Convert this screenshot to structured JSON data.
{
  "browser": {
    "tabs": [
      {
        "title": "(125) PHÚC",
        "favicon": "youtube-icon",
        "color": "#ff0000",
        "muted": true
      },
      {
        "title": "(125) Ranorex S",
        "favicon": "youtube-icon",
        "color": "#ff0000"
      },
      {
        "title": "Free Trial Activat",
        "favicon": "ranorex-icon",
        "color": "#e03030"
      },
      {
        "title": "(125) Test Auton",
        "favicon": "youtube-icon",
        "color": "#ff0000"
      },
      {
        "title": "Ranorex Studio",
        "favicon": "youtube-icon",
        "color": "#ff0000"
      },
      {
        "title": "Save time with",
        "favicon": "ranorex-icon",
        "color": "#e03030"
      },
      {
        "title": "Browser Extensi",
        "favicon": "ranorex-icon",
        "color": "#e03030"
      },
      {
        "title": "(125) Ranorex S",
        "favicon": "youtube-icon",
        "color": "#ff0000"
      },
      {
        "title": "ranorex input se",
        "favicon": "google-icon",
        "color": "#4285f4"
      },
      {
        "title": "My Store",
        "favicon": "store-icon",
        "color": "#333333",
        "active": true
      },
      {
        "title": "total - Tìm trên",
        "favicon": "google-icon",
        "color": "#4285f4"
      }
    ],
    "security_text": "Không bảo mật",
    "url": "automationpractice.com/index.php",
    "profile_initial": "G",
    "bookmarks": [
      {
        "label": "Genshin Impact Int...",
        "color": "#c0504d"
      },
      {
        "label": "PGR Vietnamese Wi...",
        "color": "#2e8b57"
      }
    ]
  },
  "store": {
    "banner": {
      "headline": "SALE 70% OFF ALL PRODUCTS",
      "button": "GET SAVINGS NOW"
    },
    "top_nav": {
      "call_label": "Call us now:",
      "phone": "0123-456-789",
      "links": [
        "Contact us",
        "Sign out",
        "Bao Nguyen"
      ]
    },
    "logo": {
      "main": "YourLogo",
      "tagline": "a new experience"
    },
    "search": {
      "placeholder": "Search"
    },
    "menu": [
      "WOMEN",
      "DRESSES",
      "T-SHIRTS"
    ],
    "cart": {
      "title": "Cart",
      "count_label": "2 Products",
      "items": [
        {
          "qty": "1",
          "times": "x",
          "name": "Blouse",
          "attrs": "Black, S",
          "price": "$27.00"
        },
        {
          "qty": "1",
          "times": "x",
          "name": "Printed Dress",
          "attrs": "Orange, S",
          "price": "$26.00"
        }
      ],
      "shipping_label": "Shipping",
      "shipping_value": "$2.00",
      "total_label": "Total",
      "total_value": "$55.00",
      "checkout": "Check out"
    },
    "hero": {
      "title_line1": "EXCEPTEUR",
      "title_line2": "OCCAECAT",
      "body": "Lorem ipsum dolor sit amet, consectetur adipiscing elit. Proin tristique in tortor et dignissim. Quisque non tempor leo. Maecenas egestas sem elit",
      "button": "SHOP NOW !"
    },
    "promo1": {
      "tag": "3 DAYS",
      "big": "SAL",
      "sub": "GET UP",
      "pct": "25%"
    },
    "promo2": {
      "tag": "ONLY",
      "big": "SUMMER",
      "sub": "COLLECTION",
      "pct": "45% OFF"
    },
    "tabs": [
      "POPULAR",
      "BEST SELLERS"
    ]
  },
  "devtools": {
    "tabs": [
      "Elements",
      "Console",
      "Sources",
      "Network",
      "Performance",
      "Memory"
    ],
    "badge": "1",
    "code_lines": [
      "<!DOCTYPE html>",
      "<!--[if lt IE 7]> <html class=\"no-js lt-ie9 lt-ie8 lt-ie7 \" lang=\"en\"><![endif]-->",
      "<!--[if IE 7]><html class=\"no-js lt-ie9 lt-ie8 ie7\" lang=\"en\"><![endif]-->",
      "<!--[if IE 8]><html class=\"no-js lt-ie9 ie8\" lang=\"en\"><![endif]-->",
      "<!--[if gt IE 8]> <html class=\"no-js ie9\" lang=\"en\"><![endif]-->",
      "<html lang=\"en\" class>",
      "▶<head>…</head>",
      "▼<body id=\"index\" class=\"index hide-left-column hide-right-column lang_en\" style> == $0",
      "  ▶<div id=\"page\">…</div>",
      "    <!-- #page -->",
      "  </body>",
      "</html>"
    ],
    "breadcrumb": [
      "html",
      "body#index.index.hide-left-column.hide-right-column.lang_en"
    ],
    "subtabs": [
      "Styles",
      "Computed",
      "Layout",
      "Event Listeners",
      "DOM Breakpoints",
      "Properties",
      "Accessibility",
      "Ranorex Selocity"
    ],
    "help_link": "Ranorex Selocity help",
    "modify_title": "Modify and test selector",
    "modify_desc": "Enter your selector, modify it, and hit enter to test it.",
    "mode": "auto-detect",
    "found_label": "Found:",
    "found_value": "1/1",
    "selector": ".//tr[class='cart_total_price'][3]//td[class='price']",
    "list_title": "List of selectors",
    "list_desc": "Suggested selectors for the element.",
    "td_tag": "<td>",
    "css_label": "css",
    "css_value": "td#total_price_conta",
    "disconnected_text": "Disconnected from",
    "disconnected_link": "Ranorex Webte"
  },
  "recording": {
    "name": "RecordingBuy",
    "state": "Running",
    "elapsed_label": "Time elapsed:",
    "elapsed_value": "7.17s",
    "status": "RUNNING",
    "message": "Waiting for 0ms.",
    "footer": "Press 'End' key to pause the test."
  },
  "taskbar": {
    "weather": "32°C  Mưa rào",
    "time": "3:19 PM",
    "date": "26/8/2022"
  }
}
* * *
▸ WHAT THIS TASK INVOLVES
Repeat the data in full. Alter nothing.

▸ WORKED SOLUTION
Convert this screenshot to structured JSON data.
{
  "browser": {
    "tabs": [
      {
        "title": "(125) PHÚC",
        "favicon": "youtube-icon",
        "color": "#ff0000",
        "muted": true
      },
      {
        "title": "(125) Ranorex S",
        "favicon": "youtube-icon",
        "color": "#ff0000"
      },
      {
        "title": "Free Trial Activat",
        "favicon": "ranorex-icon",
        "color": "#e03030"
      },
      {
        "title": "(125) Test Auton",
        "favicon": "youtube-icon",
        "color": "#ff0000"
      },
      {
        "title": "Ranorex Studio",
        "favicon": "youtube-icon",
        "color": "#ff0000"
      },
      {
        "title": "Save time with",
        "favicon": "ranorex-icon",
        "color": "#e03030"
      },
      {
        "title": "Browser Extensi",
        "favicon": "ranorex-icon",
        "color": "#e03030"
      },
      {
        "title": "(125) Ranorex S",
        "favicon": "youtube-icon",
        "color": "#ff0000"
      },
      {
        "title": "ranorex input se",
        "favicon": "google-icon",
        "color": "#4285f4"
      },
      {
        "title": "My Store",
        "favicon": "store-icon",
        "color": "#333333",
        "active": true
      },
      {
        "title": "total - Tìm trên",
        "favicon": "google-icon",
        "color": "#4285f4"
      }
    ],
    "security_text": "Không bảo mật",
    "url": "automationpractice.com/index.php",
    "profile_initial": "G",
    "bookmarks": [
      {
        "label": "Genshin Impact Int...",
        "color": "#c0504d"
      },
      {
        "label": "PGR Vietnamese Wi...",
        "color": "#2e8b57"
      }
    ]
  },
  "store": {
    "banner": {
      "headline": "SALE 70% OFF ALL PRODUCTS",
      "button": "GET SAVINGS NOW"
    },
    "top_nav": {
      "call_label": "Call us now:",
      "phone": "0123-456-789",
      "links": [
        "Contact us",
        "Sign out",
        "Bao Nguyen"
      ]
    },
    "logo": {
      "main": "YourLogo",
      "tagline": "a new experience"
    },
    "search": {
      "placeholder": "Search"
    },
    "menu": [
      "WOMEN",
      "DRESSES",
      "T-SHIRTS"
    ],
    "cart": {
      "title": "Cart",
      "count_label": "2 Products",
      "items": [
        {
          "qty": "1",
          "times": "x",
          "name": "Blouse",
          "attrs": "Black, S",
          "price": "$27.00"
        },
        {
          "qty": "1",
          "times": "x",
          "name": "Printed Dress",
          "attrs": "Orange, S",
          "price": "$26.00"
        }
      ],
      "shipping_label": "Shipping",
      "shipping_value": "$2.00",
      "total_label": "Total",
      "total_value": "$55.00",
      "checkout": "Check out"
    },
    "hero": {
      "title_line1": "EXCEPTEUR",
      "title_line2": "OCCAECAT",
      "body": "Lorem ipsum dolor sit amet, consectetur adipiscing elit. Proin tristique in tortor et dignissim. Quisque non tempor leo. Maecenas egestas sem elit",
      "button": "SHOP NOW !"
    },
    "promo1": {
      "tag": "3 DAYS",
      "big": "SAL",
      "sub": "GET UP",
      "pct": "25%"
    },
    "promo2": {
      "tag": "ONLY",
      "big": "SUMMER",
      "sub": "COLLECTION",
      "pct": "45% OFF"
    },
    "tabs": [
      "POPULAR",
      "BEST SELLERS"
    ]
  },
  "devtools": {
    "tabs": [
      "Elements",
      "Console",
      "Sources",
      "Network",
      "Performance",
      "Memory"
    ],
    "badge": "1",
    "code_lines": [
      "<!DOCTYPE html>",
      "<!--[if lt IE 7]> <html class=\"no-js lt-ie9 lt-ie8 lt-ie7 \" lang=\"en\"><![endif]-->",
      "<!--[if IE 7]><html class=\"no-js lt-ie9 lt-ie8 ie7\" lang=\"en\"><![endif]-->",
      "<!--[if IE 8]><html class=\"no-js lt-ie9 ie8\" lang=\"en\"><![endif]-->",
      "<!--[if gt IE 8]> <html class=\"no-js ie9\" lang=\"en\"><![endif]-->",
      "<html lang=\"en\" class>",
      "▶<head>…</head>",
      "▼<body id=\"index\" class=\"index hide-left-column hide-right-column lang_en\" style> == $0",
      "  ▶<div id=\"page\">…</div>",
      "    <!-- #page -->",
      "  </body>",
      "</html>"
    ],
    "breadcrumb": [
      "html",
      "body#index.index.hide-left-column.hide-right-column.lang_en"
    ],
    "subtabs": [
      "Styles",
      "Computed",
      "Layout",
      "Event Listeners",
      "DOM Breakpoints",
      "Properties",
      "Accessibility",
      "Ranorex Selocity"
    ],
    "help_link": "Ranorex Selocity help",
    "modify_title": "Modify and test selector",
    "modify_desc": "Enter your selector, modify it, and hit enter to test it.",
    "mode": "auto-detect",
    "found_label": "Found:",
    "found_value": "1/1",
    "selector": ".//tr[class='cart_total_price'][3]//td[class='price']",
    "list_title": "List of selectors",
    "list_desc": "Suggested selectors for the element.",
    "td_tag": "<td>",
    "css_label": "css",
    "css_value": "td#total_price_conta",
    "disconnected_text": "Disconnected from",
    "disconnected_link": "Ranorex Webte"
  },
  "recording": {
    "name": "RecordingBuy",
    "state": "Running",
    "elapsed_label": "Time elapsed:",
    "elapsed_value": "7.17s",
    "status": "RUNNING",
    "message": "Waiting for 0ms.",
    "footer": "Press 'End' key to pause the test."
  },
  "taskbar": {
    "weather": "32°C  Mưa rào",
    "time": "3:19 PM",
    "date": "26/8/2022"
  }
}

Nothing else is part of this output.